You have to admit it: you’ve mashed buttons at least once in a fighting game. It’s never pretty but it does the job. However, Smash was different. All there was for new players to learn was each characters small move set, which is easily accomplished during a couple matches. Yet, hardcore players could still find substance within the simplicity to up their game. An integral reason of Smash’s simplicity was the absence of long combo inputs, a requirement in fighter for pulling off the most powerful attacks. In its wake left the use of the combination of a single directional input and a button press.
Super Smash Bros. also introduced the usage of items in combat, a common feature of “Beat ‘Em Ups” but rare in more traditional fighters. The items were not only cleverly mixed in but sensibly designed as to eliminate imbalances and dependancies within the game. Forget those puny lead pipes; Smash added legendary weapons into its arsenal, such as the Invincibility Star, randomly filled Pokeballs and the truly epic Home Run Bat.
Another area that differentiated Smash from the crowd was the basic premise of a fight. Most fighters utilize individual life bars, where the end goal is a knockout. Smash flipped the mechanic on its head by giving players a damage counter that could be filled above normal levels, up to 999% damage, which only affected the true goal of a match: forcing an opponent out of the map. Characters could be defeated only by being sent beyond the boundaries of a stage, accomplished by a powerful strike or opportunistic play on the edges of maps.
The final, and no doubt contributed to its great success, is the art and music. Smash must have been developed with the casual fan in mind because it became immediately evident from the start-up that gamers accustomed to any Nintendo series was welcome. The sprites of each playable character were instantly recognizable and appeared very friendly, in comparison to the harsher, battled-scarred combatants of other fighting franchises. This was truly a feat considering the warriors that could be in the arena at any one time. Sure, Jigglypuff and Yoshi seemed innocent enough… until they got into the ring against Donkey Kong to lay a beat down. And somehow all this cartoon violence splashed up against a vibrant Dreamland just matched perfectly.

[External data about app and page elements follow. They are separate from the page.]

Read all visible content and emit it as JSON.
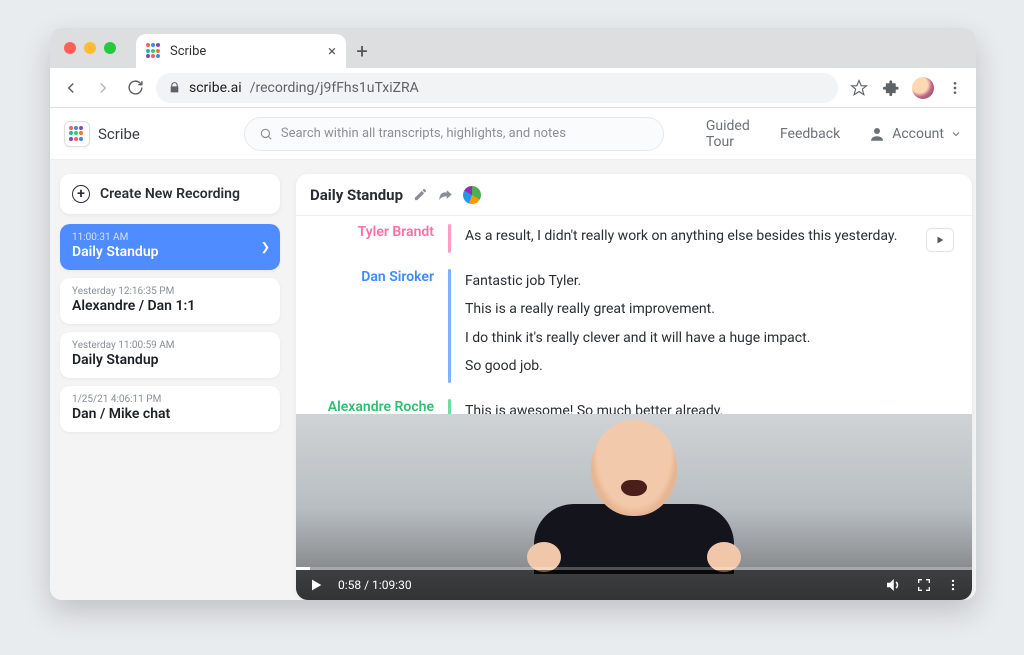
{
  "browser": {
    "tab_title": "Scribe",
    "url_host": "scribe.ai",
    "url_path": "/recording/j9fFhs1uTxiZRA"
  },
  "header": {
    "brand": "Scribe",
    "search_placeholder": "Search within all transcripts, highlights, and notes",
    "guided_tour": "Guided Tour",
    "feedback": "Feedback",
    "account": "Account"
  },
  "sidebar": {
    "new_recording_label": "Create New Recording",
    "recordings": [
      {
        "timestamp": "11:00:31 AM",
        "title": "Daily Standup",
        "active": true
      },
      {
        "timestamp": "Yesterday 12:16:35 PM",
        "title": "Alexandre / Dan 1:1",
        "active": false
      },
      {
        "timestamp": "Yesterday 11:00:59 AM",
        "title": "Daily Standup",
        "active": false
      },
      {
        "timestamp": "1/25/21 4:06:11 PM",
        "title": "Dan / Mike chat",
        "active": false
      }
    ]
  },
  "panel": {
    "title": "Daily Standup",
    "transcript": [
      {
        "speaker": "Tyler Brandt",
        "color": "pink",
        "lines": [
          "As a result, I didn't really work on anything else besides this yesterday."
        ]
      },
      {
        "speaker": "Dan Siroker",
        "color": "blue",
        "lines": [
          "Fantastic job Tyler.",
          "This is a really really great improvement.",
          "I do think it's really clever and it will have a huge impact.",
          "So good job."
        ]
      },
      {
        "speaker": "Alexandre Roche",
        "color": "green",
        "lines": [
          "This is awesome! So much better already."
        ]
      }
    ]
  },
  "video": {
    "current_time": "0:58",
    "duration": "1:09:30"
  }
}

Smash’s soundtrack wasn’t made up of new material. Relying more on nostalgia, Super Smash Bros. used re-recorded versions of main scores from its characters’ main franchises. By using classic music, players could immediately find that well-known hook and become attached all over again.
Of course, the real reason why everybody loved Super Smash Bros. was the multiplayer. Fighting computer-controlled characters was dull and predictable. Battling against three pals was a complete adventure with characters frantically launching around the screen. Fights were tight and intense but never frustrating. More than a few good natured rivalries must have been formed among friends because of Smash. The game was one of the best early examples of how gaming could become a staple of living room entertainment.

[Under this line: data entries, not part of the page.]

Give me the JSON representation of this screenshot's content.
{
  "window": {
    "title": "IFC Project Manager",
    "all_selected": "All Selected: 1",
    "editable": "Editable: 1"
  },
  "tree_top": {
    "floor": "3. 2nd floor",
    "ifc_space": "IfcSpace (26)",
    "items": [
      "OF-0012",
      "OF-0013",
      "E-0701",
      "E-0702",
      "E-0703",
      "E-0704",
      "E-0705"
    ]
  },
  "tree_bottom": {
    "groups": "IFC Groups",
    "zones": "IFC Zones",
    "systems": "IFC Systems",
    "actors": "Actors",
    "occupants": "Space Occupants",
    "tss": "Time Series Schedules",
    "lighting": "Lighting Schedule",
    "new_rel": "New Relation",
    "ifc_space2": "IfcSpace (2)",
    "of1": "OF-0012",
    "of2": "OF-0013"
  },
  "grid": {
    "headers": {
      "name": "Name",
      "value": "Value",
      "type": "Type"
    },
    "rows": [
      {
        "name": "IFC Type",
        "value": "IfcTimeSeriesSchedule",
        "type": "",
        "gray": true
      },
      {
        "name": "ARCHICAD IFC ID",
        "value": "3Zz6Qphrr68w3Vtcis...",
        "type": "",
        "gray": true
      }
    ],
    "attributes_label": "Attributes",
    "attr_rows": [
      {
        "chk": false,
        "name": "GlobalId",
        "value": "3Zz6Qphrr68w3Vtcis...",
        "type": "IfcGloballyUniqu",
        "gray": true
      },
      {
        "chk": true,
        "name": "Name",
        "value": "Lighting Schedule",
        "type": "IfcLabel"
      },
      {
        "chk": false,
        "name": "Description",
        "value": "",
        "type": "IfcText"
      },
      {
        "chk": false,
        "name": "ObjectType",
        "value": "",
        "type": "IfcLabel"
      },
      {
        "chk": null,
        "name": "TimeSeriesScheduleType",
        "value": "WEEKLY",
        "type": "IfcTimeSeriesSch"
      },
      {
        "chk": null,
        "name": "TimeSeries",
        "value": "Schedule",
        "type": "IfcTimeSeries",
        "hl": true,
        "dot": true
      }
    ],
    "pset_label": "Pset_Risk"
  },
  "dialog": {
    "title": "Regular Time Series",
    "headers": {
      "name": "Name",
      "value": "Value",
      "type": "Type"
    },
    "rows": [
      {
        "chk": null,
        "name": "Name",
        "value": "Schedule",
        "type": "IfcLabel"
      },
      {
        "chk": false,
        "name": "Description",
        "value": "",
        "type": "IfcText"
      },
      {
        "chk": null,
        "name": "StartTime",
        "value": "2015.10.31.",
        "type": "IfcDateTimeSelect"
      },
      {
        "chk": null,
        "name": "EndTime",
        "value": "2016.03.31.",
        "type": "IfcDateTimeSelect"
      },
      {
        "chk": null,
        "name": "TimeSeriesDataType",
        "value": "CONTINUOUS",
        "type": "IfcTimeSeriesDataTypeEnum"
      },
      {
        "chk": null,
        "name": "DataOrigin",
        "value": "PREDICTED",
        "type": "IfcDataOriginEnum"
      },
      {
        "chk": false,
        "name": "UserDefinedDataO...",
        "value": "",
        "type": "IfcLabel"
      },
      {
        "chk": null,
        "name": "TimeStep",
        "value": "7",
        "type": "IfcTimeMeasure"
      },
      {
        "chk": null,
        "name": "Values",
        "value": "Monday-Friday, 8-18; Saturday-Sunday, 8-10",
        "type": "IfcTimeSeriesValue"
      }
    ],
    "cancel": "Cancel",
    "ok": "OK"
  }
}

Looking back at Super Smash Bros. now, it’s fairly obvious that the series has had an enormous influence in expanding the fighting genre and helping begin the crossover craze. Many would like to credit Capcom’s Marvel vs. Street Fighter with introducing the idea of mixing franchises but Smash is the game that brought it to the masses. Moving over 5 million copies of Super Smash Bros. worldwide and millions more sold with its sequels, gamers all over the world found a staple in their libraries. Besides, nothing beats hearing “Falcon Punch!” and seeing Pikachu float helplessly out to oblivion.